=== DATASET RECORDS ===
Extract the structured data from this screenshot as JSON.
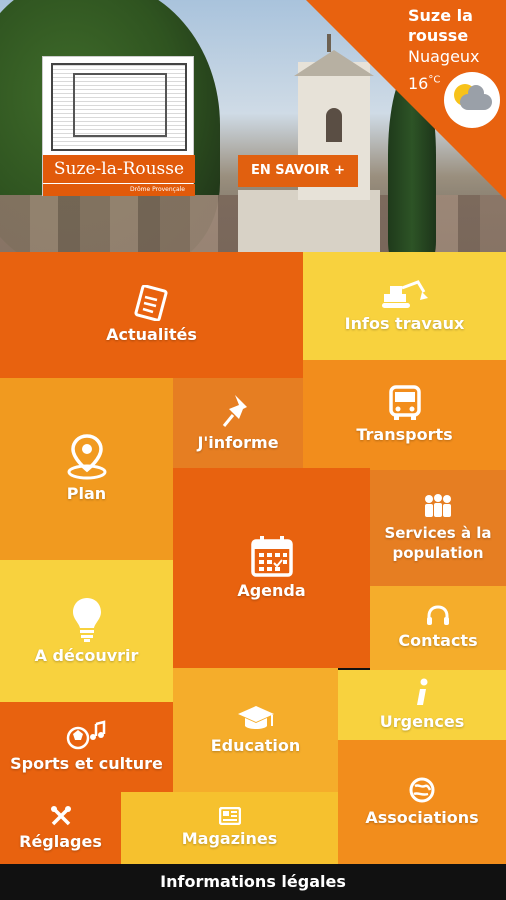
{
  "header": {
    "logo_text": "Suze-la-Rousse",
    "logo_subtext": "Drôme Provençale",
    "more_button": "EN SAVOIR +"
  },
  "weather": {
    "city": "Suze la rousse",
    "condition": "Nuageux",
    "temperature": "16",
    "unit": "°C",
    "icon": "partly-cloudy-icon"
  },
  "tiles": {
    "actualites": "Actualités",
    "infos_travaux": "Infos travaux",
    "j_informe": "J'informe",
    "transports": "Transports",
    "plan": "Plan",
    "services": "Services à la population",
    "agenda": "Agenda",
    "a_decouvrir": "A découvrir",
    "contacts": "Contacts",
    "urgences": "Urgences",
    "education": "Education",
    "sports": "Sports et culture",
    "associations": "Associations",
    "reglages": "Réglages",
    "magazines": "Magazines"
  },
  "footer": {
    "legal": "Informations légales"
  },
  "colors": {
    "orange_dark": "#e8620f",
    "yellow": "#f8d23e",
    "orange": "#f19a1f"
  }
}
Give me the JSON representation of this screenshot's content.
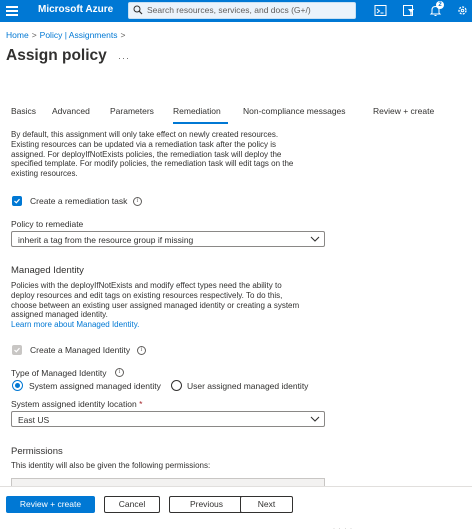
{
  "topbar": {
    "brand": "Microsoft Azure",
    "search_placeholder": "Search resources, services, and docs (G+/)",
    "notification_count": "2",
    "accent_color": "#0078d4",
    "icons": [
      "menu-icon",
      "search-icon",
      "cloud-shell-icon",
      "directory-filter-icon",
      "notifications-icon",
      "settings-icon"
    ]
  },
  "breadcrumb": {
    "items": [
      "Home",
      "Policy | Assignments"
    ],
    "separator": ">"
  },
  "page": {
    "title": "Assign policy",
    "more_label": "···"
  },
  "tabs": {
    "items": [
      "Basics",
      "Advanced",
      "Parameters",
      "Remediation",
      "Non-compliance messages",
      "Review + create"
    ],
    "active": "Remediation"
  },
  "remediation": {
    "intro_lines": [
      "By default, this assignment will only take effect on newly created resources.",
      "Existing resources can be updated via a remediation task after the policy is",
      "assigned. For deployIfNotExists policies, the remediation task will deploy the",
      "specified template. For modify policies, the remediation task will edit tags on the",
      "existing resources."
    ],
    "create_task_label": "Create a remediation task",
    "create_task_checked": true,
    "policy_to_remediate_label": "Policy to remediate",
    "policy_to_remediate_value": "inherit a tag from the resource group if missing"
  },
  "managed_identity": {
    "heading": "Managed Identity",
    "description_lines": [
      "Policies with the deployIfNotExists and modify effect types need the ability to",
      "deploy resources and edit tags on existing resources respectively. To do this,",
      "choose between an existing user assigned managed identity or creating a system",
      "assigned managed identity."
    ],
    "learn_more_link": "Learn more about Managed Identity.",
    "create_identity_label": "Create a Managed Identity",
    "create_identity_checked": true,
    "type_label": "Type of Managed Identity",
    "type_options": [
      "System assigned managed identity",
      "User assigned managed identity"
    ],
    "type_selected": "System assigned managed identity",
    "location_label": "System assigned identity location",
    "location_required_mark": "*",
    "location_value": "East US"
  },
  "permissions": {
    "heading": "Permissions",
    "description": "This identity will also be given the following permissions:"
  },
  "footer": {
    "review_create": "Review + create",
    "cancel": "Cancel",
    "previous": "Previous",
    "next": "Next",
    "resize_grip": "· · · ·"
  }
}
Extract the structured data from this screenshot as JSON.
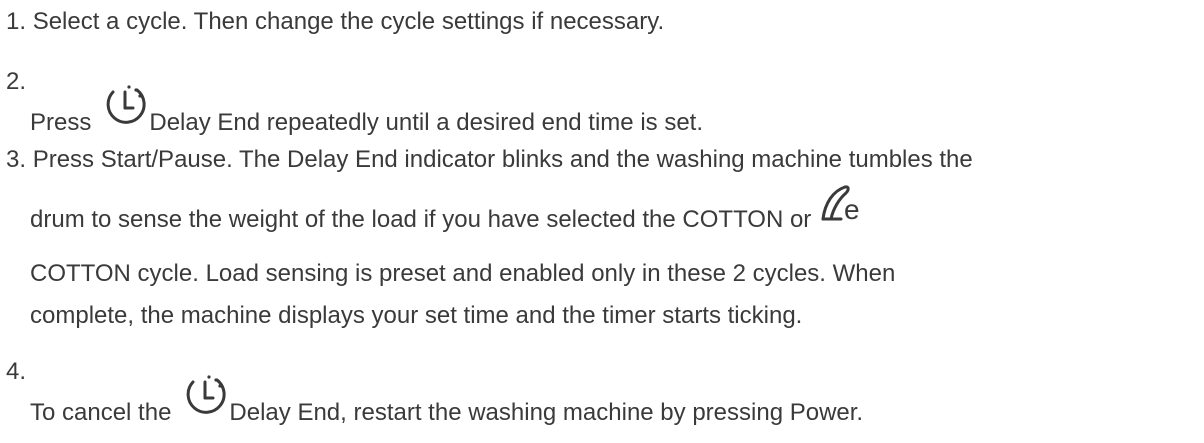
{
  "steps": [
    {
      "number": "1.",
      "text": "Select a cycle. Then change the cycle settings if necessary."
    },
    {
      "number": "2.",
      "before_icon": "Press",
      "icon": "delay-end-clock-icon",
      "after_icon": "Delay End repeatedly until a desired end time is set."
    },
    {
      "number": "3.",
      "line1": "Press Start/Pause. The Delay End indicator blinks and the washing machine tumbles the",
      "line2_before_icon": "drum to sense the weight of the load if you have selected the COTTON or",
      "icon": "eco-cotton-icon",
      "line3": "COTTON cycle. Load sensing is preset and enabled only in these 2 cycles. When",
      "line4": "complete, the machine displays your set time and the timer starts ticking."
    },
    {
      "number": "4.",
      "before_icon": "To cancel the",
      "icon": "delay-end-clock-icon",
      "after_icon": "Delay End, restart the washing machine by pressing Power."
    }
  ],
  "colors": {
    "text": "#3a3a3a",
    "icon": "#3a3a3a"
  }
}
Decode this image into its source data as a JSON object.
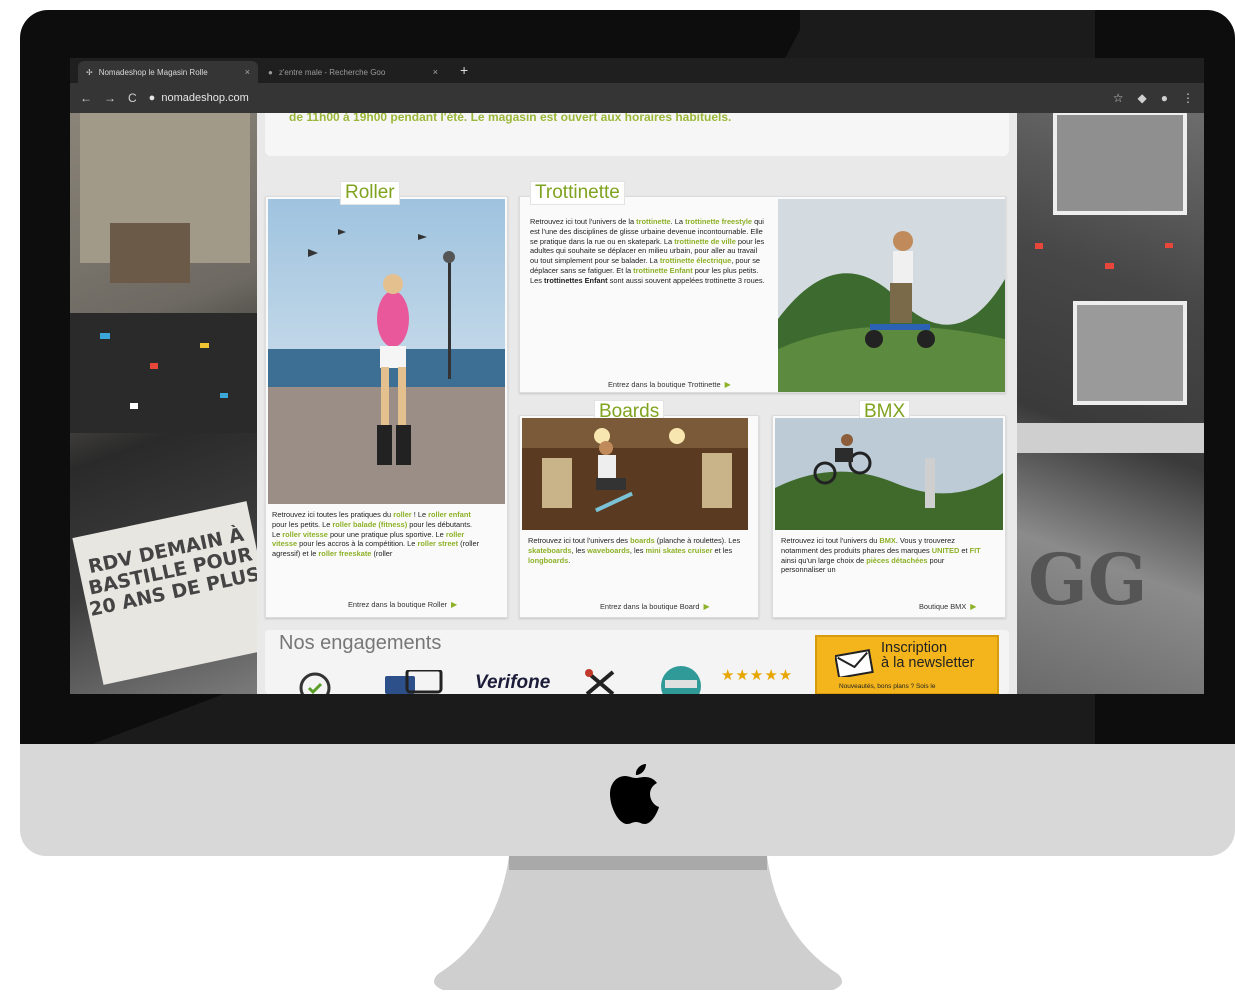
{
  "browser": {
    "tabs": [
      {
        "label": "Nomadeshop le Magasin Rolle",
        "active": true
      },
      {
        "label": "z'entre male - Recherche Goo",
        "active": false
      }
    ],
    "new_tab": "+",
    "url": "nomadeshop.com"
  },
  "page": {
    "top_banner_text": "de 11h00 à 19h00 pendant l'été. Le magasin est ouvert aux horaires habituels.",
    "background": {
      "rdv_sign": "RDV DEMAIN À BASTILLE POUR 20 ANS DE PLUS",
      "right_sign": "GG"
    },
    "sections": {
      "roller": {
        "title": "Roller",
        "text_parts": [
          {
            "t": "Retrouvez ici toutes les pratiques du ",
            "hl": false
          },
          {
            "t": "roller",
            "hl": true
          },
          {
            "t": " ! Le ",
            "hl": false
          },
          {
            "t": "roller enfant",
            "hl": true
          },
          {
            "t": " pour les petits. Le ",
            "hl": false
          },
          {
            "t": "roller balade (fitness)",
            "hl": true
          },
          {
            "t": " pour les débutants. Le ",
            "hl": false
          },
          {
            "t": "roller vitesse",
            "hl": true
          },
          {
            "t": " pour une pratique plus sportive. Le ",
            "hl": false
          },
          {
            "t": "roller vitesse",
            "hl": true
          },
          {
            "t": " pour les accros à la compétition. Le ",
            "hl": false
          },
          {
            "t": "roller street",
            "hl": true
          },
          {
            "t": " (roller agressif) et le ",
            "hl": false
          },
          {
            "t": "roller freeskate",
            "hl": true
          },
          {
            "t": " (roller",
            "hl": false
          }
        ],
        "link": "Entrez dans la boutique Roller"
      },
      "trottinette": {
        "title": "Trottinette",
        "text_parts": [
          {
            "t": "Retrouvez ici tout l'univers de la ",
            "hl": false
          },
          {
            "t": "trottinette",
            "hl": true
          },
          {
            "t": ". La ",
            "hl": false
          },
          {
            "t": "trottinette freestyle",
            "hl": true
          },
          {
            "t": " qui est l'une des disciplines de glisse urbaine devenue incontournable. Elle se pratique dans la rue ou en skatepark. La ",
            "hl": false
          },
          {
            "t": "trottinette de ville",
            "hl": true
          },
          {
            "t": " pour les adultes qui souhaite se déplacer en milieu urbain, pour aller au travail ou tout simplement pour se balader. La ",
            "hl": false
          },
          {
            "t": "trottinette électrique",
            "hl": true
          },
          {
            "t": ", pour se déplacer sans se fatiguer. Et la ",
            "hl": false
          },
          {
            "t": "trottinette Enfant",
            "hl": true
          },
          {
            "t": " pour les plus petits. Les ",
            "hl": false
          },
          {
            "t": "trottinettes Enfant",
            "hl": "bold"
          },
          {
            "t": " sont aussi souvent appelées trottinette 3 roues.",
            "hl": false
          }
        ],
        "link": "Entrez dans la boutique Trottinette"
      },
      "boards": {
        "title": "Boards",
        "text_parts": [
          {
            "t": "Retrouvez ici tout l'univers des ",
            "hl": false
          },
          {
            "t": "boards",
            "hl": true
          },
          {
            "t": " (planche à roulettes). Les ",
            "hl": false
          },
          {
            "t": "skateboards",
            "hl": true
          },
          {
            "t": ", les ",
            "hl": false
          },
          {
            "t": "waveboards",
            "hl": true
          },
          {
            "t": ", les ",
            "hl": false
          },
          {
            "t": "mini skates cruiser",
            "hl": true
          },
          {
            "t": " et les ",
            "hl": false
          },
          {
            "t": "longboards",
            "hl": true
          },
          {
            "t": ".",
            "hl": false
          }
        ],
        "link": "Entrez dans la boutique Board"
      },
      "bmx": {
        "title": "BMX",
        "text_parts": [
          {
            "t": "Retrouvez ici tout l'univers du ",
            "hl": false
          },
          {
            "t": "BMX",
            "hl": true
          },
          {
            "t": ". Vous y trouverez notamment des produits phares des marques ",
            "hl": false
          },
          {
            "t": "UNITED",
            "hl": true
          },
          {
            "t": " et ",
            "hl": false
          },
          {
            "t": "FIT",
            "hl": true
          },
          {
            "t": " ainsi qu'un large choix de ",
            "hl": false
          },
          {
            "t": "pièces détachées",
            "hl": true
          },
          {
            "t": " pour personnaliser un",
            "hl": false
          }
        ],
        "link": "Boutique BMX"
      }
    },
    "engagements": {
      "title": "Nos engagements",
      "verifone": "Verifone",
      "stars": "★★★★★"
    },
    "newsletter": {
      "title_line1": "Inscription",
      "title_line2": "à la newsletter",
      "subtitle": "Nouveautés, bons plans ? Sois le"
    }
  },
  "colors": {
    "accent_green": "#8db127",
    "newsletter_orange": "#f3b41c",
    "bezel": "#0d0d0d",
    "chin": "#d8d8d8"
  },
  "icons": [
    "reload-icon",
    "back-icon",
    "forward-icon",
    "lock-icon",
    "star-icon",
    "extension-icon",
    "profile-icon",
    "menu-icon",
    "apple-icon",
    "mail-icon"
  ]
}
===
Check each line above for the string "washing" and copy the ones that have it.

      "line1": "Press Start/Pause. The Delay End indicator blinks and the washing machine tumbles the",
      "after_icon": "Delay End, restart the washing machine by pressing Power."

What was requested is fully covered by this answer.